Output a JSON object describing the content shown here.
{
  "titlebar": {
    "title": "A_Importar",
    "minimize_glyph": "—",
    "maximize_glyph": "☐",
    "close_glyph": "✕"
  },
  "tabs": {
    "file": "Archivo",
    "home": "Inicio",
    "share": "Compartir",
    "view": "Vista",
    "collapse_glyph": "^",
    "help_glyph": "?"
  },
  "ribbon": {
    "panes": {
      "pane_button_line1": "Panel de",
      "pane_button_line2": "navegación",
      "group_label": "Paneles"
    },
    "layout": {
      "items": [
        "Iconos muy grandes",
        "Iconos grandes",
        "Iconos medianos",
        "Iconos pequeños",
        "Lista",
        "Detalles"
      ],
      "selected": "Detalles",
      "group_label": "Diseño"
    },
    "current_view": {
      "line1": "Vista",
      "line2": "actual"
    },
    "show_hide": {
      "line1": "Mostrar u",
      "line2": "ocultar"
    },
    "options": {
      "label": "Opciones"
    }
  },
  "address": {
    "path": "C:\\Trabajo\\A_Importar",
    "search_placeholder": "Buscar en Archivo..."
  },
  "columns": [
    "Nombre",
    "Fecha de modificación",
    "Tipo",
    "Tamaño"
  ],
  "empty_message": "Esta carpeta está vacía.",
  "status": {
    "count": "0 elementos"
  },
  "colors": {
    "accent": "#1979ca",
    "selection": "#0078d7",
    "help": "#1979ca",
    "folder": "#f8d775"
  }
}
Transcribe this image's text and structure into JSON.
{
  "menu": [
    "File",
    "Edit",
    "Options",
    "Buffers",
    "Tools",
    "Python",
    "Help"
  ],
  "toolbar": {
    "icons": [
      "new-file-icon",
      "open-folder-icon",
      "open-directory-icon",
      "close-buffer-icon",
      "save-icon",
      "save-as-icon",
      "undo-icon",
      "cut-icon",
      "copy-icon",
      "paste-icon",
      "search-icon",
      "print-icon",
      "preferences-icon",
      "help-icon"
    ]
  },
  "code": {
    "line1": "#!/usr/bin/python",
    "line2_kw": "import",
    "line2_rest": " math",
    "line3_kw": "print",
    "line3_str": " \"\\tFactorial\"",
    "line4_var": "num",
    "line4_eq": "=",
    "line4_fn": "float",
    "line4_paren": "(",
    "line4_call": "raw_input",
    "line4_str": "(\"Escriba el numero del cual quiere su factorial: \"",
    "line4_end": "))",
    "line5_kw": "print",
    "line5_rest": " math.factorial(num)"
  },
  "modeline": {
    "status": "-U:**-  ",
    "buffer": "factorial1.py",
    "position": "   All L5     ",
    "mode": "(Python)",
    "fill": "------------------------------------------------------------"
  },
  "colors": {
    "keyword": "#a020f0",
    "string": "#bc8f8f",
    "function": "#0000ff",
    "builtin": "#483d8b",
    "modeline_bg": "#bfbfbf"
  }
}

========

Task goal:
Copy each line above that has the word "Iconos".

Exercise solution:
        "Iconos muy grandes",
        "Iconos grandes",
        "Iconos medianos",
        "Iconos pequeños",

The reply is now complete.